EDPE341: Unit Coordinator: Assignment One: Due Date: Weight: Word Count: Actual Count: Ewilli42 220096362 Sports Coaching: School-‐Aged Children Alex Rabczak What is quality coaching for the youth athlete? 30th March 2015 40% 1600 words words EWILLI42 – 220096362 – EDPE341 – A1 1 What is quality coaching for the youth?
However, when we talk about youth sports, our main concern is with providing players with a positive, character building experience. Winning is not the only acceptable outcome for youth players, and coaches need to understand this principle. “With a winning philosophy young athletes may lose out on opportunities to develop their skills, to enjoy participation, and to grow socially and emotionally. Well informed coaches realize that success is not equivalent to winning games, and failure is not the same as losing.” (Enhancing Coach-Parent Relationships in Youth Sports, 15)
A fairly large percentage of today’s youth participate in at least one sport. Some of these kids will learn that their interest in athletics is low, and either quit or give very little effort. However, many of these young ballers dream of one day donning the uniform of their local high school and making their community proud. This transition is not an easy one, and is not completed without dedication and hard work. Even though the sports themselves are the same, youth athletics differs from high school athletics in rule enforcement, opponent skill level, and commitment required.
According to the American Academy of Pediatrics Council on Sports Medicine and Fitness, the goal of youth sports "should be to promote lifelong physical activity, recreation and skills of healthy competition”(Source A). The American Academy of Pediatrics on Sports
A coaching philosophy is a statement of what you value and how you approach your coaching role (Mitchell, 2013). Your philosophy should guide how you behave as a coach and how you interact with your athletes (Mitchell, 2013). As you mature and develop as a coach, your coaching philosophy will likely change as they are shaped by your experiences and life situations (Martens, 1996). As a coach, you should never care about what your players think about you while they are playing, but what they think about you 10 years after they graduate (Winkles, 1999). If you are trying to be their friend while you are coaching, they will not respect you. It is more important that you be tough on them and to help them to become better people with character.

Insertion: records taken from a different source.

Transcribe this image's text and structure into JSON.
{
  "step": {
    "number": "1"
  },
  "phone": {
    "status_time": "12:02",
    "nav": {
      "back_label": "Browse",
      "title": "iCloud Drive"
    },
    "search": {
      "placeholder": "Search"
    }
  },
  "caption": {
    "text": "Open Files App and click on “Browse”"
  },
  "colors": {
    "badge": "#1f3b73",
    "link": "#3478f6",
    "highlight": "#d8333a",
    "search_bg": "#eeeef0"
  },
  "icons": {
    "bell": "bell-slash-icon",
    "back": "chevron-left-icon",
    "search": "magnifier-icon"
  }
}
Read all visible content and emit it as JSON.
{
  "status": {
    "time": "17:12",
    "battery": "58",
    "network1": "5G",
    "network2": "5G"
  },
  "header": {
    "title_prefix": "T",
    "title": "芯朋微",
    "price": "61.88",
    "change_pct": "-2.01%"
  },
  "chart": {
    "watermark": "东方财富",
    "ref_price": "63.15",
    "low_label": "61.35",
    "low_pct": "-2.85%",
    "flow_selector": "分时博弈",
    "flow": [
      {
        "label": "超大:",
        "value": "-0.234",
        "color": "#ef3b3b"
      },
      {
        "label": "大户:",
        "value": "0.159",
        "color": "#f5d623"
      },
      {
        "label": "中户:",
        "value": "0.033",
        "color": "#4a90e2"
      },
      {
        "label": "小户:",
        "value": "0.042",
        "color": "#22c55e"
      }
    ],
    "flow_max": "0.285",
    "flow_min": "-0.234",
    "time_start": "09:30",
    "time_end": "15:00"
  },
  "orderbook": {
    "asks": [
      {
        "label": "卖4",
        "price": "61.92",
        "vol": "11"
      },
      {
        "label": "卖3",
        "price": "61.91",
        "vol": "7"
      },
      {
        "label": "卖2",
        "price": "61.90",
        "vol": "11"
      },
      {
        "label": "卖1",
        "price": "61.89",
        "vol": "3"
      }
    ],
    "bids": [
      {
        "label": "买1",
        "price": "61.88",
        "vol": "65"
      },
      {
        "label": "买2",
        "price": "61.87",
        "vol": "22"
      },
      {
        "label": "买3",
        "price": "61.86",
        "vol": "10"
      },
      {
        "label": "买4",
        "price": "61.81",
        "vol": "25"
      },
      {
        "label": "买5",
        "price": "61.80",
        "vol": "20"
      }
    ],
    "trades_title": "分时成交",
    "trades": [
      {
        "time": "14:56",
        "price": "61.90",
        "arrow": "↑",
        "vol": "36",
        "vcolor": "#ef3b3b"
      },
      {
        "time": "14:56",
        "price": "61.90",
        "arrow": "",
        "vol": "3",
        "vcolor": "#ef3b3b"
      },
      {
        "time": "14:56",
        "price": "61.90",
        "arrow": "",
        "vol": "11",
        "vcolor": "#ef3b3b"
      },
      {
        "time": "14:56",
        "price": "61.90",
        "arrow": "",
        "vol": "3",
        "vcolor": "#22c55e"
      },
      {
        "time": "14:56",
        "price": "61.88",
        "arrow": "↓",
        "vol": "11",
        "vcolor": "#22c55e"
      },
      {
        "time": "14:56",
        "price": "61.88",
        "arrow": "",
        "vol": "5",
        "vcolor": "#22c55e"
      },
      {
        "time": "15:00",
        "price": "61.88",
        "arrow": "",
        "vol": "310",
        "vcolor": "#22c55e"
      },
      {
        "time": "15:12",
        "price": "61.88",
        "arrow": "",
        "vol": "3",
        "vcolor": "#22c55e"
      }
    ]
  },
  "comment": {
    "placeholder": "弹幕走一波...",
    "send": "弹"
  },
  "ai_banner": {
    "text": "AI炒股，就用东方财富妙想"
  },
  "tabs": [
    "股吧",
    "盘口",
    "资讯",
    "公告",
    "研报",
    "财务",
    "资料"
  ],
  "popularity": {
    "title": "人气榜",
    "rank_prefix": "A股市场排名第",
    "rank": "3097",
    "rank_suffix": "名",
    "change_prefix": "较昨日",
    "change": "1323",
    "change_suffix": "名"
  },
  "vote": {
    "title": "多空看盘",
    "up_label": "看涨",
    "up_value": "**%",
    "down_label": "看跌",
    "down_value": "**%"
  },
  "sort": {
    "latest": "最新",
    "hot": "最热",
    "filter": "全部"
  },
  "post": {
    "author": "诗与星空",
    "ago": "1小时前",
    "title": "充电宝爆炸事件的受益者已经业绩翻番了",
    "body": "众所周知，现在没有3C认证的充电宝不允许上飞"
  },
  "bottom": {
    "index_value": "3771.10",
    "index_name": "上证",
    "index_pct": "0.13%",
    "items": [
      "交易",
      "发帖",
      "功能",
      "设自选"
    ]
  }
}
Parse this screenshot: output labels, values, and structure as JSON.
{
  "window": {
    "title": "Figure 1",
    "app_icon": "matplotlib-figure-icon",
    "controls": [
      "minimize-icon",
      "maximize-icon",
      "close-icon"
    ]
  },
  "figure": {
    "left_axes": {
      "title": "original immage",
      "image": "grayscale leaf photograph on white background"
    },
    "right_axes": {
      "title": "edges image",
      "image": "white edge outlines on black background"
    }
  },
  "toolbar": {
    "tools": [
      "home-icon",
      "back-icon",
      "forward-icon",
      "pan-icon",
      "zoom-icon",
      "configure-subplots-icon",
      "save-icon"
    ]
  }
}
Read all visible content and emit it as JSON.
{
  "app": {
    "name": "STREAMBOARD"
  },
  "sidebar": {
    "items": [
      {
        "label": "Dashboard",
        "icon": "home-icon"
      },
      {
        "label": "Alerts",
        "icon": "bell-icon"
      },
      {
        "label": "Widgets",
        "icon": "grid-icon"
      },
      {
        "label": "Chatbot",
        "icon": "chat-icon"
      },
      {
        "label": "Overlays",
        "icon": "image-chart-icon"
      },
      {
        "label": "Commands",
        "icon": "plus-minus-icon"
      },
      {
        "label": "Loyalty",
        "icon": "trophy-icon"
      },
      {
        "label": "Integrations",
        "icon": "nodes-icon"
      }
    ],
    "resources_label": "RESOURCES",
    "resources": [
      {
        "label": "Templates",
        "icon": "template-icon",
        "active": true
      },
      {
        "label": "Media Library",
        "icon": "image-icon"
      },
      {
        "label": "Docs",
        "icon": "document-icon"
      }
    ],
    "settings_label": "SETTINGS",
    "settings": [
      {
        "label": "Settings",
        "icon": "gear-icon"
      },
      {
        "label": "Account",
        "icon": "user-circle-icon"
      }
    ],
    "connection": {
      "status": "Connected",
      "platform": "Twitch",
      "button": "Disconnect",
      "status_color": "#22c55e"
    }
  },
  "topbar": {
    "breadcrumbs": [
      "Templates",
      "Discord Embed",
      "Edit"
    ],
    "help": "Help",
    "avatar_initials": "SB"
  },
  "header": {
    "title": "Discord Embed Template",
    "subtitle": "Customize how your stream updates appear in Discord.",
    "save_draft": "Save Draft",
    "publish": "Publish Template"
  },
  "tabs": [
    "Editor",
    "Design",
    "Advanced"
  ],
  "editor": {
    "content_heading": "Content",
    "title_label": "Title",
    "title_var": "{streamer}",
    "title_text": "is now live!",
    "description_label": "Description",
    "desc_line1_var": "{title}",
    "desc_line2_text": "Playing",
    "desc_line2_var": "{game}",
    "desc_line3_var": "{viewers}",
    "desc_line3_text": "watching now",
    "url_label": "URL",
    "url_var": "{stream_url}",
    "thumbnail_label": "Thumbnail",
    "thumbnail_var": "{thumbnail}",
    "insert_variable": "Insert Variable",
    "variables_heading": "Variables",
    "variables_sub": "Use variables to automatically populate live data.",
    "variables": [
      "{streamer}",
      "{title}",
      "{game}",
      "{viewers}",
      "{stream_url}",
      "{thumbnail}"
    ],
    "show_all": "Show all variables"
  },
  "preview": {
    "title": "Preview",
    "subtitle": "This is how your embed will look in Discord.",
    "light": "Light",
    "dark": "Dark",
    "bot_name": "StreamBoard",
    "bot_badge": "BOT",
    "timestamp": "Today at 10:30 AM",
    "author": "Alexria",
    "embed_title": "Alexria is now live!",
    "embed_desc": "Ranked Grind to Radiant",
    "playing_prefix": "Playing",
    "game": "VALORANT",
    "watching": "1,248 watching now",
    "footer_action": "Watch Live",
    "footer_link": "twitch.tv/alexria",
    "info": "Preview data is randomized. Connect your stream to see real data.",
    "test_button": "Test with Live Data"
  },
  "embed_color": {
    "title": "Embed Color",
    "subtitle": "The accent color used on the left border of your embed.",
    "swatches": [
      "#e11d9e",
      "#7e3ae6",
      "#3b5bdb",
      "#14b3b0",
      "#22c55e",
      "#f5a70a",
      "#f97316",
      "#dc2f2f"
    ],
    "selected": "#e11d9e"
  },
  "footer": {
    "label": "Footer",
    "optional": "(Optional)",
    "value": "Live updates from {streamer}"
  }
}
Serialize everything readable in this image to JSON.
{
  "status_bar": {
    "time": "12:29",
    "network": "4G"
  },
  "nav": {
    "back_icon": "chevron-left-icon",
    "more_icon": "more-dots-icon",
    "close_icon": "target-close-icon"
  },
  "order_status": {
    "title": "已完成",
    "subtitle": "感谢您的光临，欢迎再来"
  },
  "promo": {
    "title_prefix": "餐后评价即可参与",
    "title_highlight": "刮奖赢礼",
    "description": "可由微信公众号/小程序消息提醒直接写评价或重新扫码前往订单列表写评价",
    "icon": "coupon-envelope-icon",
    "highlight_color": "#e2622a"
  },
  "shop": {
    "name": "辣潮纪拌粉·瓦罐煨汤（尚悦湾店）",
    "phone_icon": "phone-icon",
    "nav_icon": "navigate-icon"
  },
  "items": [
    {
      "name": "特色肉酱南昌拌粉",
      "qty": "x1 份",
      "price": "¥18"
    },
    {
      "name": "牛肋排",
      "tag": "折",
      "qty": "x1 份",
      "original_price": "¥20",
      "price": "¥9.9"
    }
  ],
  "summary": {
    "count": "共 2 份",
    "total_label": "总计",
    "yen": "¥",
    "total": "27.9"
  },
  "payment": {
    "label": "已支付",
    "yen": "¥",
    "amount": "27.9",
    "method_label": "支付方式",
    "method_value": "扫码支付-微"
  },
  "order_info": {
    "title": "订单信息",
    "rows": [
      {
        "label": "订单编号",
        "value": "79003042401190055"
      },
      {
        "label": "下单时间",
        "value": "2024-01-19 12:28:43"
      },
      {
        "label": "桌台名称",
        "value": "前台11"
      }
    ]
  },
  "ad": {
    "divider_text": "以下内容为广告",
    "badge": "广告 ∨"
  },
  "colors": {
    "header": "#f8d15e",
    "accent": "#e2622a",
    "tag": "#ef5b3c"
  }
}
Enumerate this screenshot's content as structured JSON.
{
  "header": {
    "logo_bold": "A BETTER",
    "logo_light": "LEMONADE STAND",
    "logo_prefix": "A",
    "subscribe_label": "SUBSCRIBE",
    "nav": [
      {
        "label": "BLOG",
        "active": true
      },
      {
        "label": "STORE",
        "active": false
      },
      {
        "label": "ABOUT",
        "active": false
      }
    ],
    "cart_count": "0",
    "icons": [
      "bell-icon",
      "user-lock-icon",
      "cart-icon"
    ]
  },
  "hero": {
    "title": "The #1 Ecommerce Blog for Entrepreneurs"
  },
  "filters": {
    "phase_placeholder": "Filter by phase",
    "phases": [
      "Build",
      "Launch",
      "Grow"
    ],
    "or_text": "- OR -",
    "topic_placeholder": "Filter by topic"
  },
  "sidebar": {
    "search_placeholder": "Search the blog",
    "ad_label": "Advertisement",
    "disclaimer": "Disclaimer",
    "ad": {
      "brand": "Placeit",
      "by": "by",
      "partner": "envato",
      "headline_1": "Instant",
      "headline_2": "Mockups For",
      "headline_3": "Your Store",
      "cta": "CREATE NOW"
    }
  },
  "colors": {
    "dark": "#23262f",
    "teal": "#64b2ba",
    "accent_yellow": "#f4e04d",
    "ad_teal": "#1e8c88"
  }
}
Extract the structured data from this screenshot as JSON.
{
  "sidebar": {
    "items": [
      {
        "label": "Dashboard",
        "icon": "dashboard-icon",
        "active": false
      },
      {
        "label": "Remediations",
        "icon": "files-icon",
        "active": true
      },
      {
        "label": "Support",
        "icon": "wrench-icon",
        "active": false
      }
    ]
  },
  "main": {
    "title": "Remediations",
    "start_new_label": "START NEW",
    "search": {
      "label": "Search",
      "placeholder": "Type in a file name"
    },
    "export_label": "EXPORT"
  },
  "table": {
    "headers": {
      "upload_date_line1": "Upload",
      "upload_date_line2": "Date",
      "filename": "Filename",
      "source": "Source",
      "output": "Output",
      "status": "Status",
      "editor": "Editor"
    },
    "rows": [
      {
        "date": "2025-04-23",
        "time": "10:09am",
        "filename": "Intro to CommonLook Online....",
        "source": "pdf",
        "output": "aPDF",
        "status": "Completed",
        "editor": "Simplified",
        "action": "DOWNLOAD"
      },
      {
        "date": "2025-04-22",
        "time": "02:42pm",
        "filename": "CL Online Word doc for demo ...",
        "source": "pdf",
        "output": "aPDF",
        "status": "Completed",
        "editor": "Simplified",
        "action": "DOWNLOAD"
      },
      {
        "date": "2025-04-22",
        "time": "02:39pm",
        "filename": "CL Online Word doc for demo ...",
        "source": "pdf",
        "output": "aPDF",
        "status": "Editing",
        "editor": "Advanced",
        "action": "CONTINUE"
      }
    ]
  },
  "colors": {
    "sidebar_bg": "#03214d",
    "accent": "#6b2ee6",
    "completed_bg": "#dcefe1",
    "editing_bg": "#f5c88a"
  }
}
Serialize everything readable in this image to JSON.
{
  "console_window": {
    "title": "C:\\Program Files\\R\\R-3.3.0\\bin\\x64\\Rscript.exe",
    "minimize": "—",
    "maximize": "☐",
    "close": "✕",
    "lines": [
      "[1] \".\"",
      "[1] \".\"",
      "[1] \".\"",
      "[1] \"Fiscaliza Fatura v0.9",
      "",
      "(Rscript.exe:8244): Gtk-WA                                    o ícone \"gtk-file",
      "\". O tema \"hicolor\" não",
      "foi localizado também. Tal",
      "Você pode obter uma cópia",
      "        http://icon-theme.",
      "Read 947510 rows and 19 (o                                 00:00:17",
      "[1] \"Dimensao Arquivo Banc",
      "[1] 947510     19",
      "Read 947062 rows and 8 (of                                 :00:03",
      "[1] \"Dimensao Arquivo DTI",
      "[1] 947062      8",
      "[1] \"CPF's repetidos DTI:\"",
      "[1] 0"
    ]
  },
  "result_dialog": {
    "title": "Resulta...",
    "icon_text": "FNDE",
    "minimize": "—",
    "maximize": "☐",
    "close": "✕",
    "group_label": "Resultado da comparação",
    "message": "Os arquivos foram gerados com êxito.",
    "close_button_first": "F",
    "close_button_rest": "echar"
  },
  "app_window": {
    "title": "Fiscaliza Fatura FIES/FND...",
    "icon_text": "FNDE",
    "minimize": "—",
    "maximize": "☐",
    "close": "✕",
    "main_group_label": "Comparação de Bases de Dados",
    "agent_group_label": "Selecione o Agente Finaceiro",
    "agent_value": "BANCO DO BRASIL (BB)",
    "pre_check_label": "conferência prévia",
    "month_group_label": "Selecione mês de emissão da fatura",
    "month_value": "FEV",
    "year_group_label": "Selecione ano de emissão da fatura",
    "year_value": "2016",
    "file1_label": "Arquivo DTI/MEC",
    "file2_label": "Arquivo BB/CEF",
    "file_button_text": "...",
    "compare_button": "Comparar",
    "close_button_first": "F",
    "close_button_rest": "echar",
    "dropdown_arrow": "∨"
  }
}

When considering enjoyment, known factors that affect the participation for youth sport participants are motivational climate and coaching behaviors. . The very first coach that a child encounter plays a very important role in the child’s sports life. In fact, the first coach a child encounters can be the determinant if the child will return to participating in the sport or not. Coaches need to motivate the children to play and continue athletic involvement. However, there are numerous external factors that are involved in the child’s sports life such as: peers, academics, parents, anxiety, and of course the relationship between the coach and the athlete.